Exercise requirements: List every line in this data where the string "Population" occurs.

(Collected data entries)
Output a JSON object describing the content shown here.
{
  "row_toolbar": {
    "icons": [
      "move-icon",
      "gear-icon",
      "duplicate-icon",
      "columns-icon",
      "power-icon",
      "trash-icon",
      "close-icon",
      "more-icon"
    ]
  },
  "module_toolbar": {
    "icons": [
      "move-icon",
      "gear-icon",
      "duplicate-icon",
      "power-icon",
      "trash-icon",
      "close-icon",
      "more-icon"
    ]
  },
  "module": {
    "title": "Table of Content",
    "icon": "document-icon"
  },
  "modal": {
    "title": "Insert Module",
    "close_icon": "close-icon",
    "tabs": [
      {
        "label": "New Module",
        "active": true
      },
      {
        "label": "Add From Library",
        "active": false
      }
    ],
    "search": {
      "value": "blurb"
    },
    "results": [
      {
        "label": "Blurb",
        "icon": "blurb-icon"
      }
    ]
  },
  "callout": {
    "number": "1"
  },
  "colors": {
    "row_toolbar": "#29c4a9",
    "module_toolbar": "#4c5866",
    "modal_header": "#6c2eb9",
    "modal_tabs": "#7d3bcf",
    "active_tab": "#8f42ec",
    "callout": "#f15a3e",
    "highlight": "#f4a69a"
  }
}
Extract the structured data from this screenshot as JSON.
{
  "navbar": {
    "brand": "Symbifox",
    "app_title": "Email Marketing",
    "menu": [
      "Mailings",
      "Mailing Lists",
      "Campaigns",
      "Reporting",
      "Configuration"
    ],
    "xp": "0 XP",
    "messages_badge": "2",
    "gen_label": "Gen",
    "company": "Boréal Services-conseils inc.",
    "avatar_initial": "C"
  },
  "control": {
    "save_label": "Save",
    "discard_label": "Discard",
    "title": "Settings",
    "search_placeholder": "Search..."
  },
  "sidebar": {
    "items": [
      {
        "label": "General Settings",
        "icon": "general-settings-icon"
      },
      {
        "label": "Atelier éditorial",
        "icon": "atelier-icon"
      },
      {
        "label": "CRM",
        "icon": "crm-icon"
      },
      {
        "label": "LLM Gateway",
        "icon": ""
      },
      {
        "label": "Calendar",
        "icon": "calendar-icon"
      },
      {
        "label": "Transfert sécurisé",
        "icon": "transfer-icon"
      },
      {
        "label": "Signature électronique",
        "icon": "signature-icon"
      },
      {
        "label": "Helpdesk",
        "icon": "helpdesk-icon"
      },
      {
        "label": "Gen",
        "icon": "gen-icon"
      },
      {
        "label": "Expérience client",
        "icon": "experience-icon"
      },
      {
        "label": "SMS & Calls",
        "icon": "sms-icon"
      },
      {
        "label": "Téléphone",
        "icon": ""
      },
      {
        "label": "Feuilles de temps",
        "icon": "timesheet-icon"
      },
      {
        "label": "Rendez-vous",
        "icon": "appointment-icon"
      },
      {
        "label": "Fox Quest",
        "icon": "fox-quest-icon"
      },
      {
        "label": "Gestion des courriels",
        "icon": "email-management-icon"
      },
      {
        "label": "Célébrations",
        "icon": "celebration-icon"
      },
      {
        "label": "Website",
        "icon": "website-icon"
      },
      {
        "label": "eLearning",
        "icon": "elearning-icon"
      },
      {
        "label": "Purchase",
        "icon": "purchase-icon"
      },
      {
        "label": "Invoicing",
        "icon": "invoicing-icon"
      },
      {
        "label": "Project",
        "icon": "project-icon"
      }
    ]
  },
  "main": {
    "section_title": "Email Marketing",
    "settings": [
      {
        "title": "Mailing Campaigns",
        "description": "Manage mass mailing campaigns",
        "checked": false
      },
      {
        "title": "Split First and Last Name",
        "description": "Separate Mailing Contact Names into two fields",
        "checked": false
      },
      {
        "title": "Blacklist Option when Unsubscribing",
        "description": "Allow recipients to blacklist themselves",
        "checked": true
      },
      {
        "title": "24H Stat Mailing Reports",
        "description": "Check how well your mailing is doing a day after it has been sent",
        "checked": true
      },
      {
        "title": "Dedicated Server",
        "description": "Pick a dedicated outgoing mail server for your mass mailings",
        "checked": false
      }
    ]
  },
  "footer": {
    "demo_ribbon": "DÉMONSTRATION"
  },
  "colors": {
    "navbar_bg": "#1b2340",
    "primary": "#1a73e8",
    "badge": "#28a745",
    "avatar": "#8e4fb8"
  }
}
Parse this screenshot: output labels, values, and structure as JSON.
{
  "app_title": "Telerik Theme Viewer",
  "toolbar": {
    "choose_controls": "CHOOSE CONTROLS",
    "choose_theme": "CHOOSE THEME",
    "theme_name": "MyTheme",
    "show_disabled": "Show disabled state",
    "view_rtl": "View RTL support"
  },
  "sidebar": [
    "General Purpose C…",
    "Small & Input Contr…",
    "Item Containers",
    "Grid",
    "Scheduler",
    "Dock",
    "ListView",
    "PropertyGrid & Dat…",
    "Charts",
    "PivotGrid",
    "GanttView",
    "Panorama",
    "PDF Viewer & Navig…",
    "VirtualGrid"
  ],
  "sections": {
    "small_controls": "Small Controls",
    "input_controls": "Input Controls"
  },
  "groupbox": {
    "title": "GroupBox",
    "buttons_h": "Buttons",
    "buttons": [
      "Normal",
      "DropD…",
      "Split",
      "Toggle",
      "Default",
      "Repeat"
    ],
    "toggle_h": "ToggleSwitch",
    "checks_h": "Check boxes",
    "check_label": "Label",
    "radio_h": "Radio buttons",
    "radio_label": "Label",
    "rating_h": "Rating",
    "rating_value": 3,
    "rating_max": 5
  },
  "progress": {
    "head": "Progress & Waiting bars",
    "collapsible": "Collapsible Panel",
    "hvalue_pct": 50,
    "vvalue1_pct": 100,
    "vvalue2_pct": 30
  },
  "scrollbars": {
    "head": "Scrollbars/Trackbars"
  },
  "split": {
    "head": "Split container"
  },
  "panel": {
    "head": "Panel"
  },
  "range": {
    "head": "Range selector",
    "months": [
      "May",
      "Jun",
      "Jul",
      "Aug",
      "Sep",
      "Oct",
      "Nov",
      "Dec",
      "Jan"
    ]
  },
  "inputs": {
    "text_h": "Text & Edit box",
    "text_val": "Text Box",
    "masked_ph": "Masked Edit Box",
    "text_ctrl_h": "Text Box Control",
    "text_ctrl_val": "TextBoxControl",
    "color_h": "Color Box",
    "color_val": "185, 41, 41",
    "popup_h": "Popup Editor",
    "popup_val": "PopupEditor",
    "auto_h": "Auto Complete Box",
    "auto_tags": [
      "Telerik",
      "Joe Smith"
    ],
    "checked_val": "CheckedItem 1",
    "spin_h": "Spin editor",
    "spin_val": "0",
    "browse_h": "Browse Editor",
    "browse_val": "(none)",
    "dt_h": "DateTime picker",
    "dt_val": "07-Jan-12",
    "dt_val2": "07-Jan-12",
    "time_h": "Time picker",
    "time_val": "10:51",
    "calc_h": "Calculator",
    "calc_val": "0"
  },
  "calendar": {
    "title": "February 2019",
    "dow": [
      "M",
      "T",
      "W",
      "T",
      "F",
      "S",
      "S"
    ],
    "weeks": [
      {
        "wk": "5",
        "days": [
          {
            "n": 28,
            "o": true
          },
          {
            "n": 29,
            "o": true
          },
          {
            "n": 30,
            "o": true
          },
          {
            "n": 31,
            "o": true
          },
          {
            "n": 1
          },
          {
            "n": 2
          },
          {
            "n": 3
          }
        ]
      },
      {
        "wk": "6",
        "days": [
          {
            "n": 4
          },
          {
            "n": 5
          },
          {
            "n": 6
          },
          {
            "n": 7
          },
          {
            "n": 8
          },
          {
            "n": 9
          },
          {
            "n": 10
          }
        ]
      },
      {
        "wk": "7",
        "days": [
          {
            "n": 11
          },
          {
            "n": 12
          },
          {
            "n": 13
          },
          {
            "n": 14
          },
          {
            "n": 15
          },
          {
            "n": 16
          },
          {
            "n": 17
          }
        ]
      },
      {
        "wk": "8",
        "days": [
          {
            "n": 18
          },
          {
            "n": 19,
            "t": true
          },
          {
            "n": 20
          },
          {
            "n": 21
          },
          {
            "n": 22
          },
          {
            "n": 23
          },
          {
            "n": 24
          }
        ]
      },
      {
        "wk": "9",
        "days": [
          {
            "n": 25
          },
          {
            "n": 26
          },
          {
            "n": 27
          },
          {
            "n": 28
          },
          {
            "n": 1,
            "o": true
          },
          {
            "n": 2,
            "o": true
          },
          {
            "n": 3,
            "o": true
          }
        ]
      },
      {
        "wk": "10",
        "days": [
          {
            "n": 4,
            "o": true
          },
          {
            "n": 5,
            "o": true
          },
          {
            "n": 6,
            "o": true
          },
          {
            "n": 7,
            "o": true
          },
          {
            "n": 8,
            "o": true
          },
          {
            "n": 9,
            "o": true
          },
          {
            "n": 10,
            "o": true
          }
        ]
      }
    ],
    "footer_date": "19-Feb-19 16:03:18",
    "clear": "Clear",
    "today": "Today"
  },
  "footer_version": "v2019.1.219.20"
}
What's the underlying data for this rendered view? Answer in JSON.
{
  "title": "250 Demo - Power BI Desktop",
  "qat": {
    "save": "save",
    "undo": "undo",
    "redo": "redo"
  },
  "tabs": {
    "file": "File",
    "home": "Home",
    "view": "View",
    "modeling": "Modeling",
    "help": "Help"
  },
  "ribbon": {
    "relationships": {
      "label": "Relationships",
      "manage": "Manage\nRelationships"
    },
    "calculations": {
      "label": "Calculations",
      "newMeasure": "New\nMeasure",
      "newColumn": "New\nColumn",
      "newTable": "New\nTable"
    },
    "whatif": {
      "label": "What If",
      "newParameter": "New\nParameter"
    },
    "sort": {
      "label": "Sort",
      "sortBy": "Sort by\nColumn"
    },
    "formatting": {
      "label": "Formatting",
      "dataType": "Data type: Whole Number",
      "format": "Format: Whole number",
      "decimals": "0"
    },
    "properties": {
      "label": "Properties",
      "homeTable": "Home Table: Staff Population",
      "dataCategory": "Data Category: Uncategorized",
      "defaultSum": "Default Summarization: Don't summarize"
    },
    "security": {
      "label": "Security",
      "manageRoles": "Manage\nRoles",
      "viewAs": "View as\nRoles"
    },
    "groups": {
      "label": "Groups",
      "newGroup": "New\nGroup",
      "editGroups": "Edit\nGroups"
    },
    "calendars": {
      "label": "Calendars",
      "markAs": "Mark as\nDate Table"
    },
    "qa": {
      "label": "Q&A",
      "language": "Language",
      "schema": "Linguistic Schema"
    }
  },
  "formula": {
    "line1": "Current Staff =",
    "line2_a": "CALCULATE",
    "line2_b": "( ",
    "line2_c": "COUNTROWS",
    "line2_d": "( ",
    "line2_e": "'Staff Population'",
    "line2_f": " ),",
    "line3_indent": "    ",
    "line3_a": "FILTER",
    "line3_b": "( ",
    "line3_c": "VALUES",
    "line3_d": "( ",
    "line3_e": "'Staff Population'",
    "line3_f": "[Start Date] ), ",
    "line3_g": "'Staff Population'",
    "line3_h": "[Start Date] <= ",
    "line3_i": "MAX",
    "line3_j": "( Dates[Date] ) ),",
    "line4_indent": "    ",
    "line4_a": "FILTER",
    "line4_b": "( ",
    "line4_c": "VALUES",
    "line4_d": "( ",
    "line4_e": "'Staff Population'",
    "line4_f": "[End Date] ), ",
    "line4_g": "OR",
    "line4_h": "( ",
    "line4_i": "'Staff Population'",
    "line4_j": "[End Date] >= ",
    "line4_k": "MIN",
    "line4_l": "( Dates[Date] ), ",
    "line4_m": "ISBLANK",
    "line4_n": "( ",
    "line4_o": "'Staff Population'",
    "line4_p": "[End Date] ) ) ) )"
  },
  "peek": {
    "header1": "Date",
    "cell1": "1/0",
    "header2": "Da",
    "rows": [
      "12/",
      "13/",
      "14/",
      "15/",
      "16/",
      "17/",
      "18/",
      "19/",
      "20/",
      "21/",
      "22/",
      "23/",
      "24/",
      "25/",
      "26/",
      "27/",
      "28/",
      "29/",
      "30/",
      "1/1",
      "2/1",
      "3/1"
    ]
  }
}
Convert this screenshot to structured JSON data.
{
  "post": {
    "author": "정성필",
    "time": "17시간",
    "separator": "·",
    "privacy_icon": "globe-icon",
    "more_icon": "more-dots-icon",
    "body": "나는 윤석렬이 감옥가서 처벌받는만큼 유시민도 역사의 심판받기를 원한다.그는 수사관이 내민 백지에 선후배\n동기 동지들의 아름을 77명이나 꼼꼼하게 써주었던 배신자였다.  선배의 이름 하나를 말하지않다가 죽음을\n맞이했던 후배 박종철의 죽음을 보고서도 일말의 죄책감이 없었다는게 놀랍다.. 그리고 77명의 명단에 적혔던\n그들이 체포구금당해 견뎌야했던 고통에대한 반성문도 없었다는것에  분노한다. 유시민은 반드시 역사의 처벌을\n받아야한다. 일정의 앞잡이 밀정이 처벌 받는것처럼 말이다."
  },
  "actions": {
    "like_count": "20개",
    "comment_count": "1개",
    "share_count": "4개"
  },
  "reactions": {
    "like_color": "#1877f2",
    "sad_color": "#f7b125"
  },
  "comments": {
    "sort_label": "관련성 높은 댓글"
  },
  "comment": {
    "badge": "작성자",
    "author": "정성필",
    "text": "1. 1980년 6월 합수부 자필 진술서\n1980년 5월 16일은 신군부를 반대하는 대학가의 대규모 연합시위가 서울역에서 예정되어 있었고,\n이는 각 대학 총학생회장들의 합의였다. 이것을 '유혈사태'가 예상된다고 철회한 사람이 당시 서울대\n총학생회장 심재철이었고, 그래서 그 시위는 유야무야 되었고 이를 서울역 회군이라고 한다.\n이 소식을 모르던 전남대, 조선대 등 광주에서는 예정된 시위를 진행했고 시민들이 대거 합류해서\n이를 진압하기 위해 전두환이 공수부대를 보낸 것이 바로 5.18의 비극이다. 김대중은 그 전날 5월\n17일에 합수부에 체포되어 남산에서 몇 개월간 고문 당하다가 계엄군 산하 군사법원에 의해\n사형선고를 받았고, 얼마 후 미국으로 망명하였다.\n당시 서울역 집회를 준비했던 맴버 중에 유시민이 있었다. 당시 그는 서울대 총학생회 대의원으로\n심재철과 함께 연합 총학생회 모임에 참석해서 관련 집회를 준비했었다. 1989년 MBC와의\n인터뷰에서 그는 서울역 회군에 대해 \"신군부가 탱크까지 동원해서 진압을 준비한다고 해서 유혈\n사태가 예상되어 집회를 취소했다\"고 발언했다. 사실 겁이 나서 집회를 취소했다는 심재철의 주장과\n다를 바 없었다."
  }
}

Task response:
      "homeTable": "Home Table: Staff Population",
    "line2_e": "'Staff Population'",
    "line3_e": "'Staff Population'",
    "line3_g": "'Staff Population'",
    "line4_e": "'Staff Population'",
    "line4_i": "'Staff Population'",
    "line4_o": "'Staff Population'",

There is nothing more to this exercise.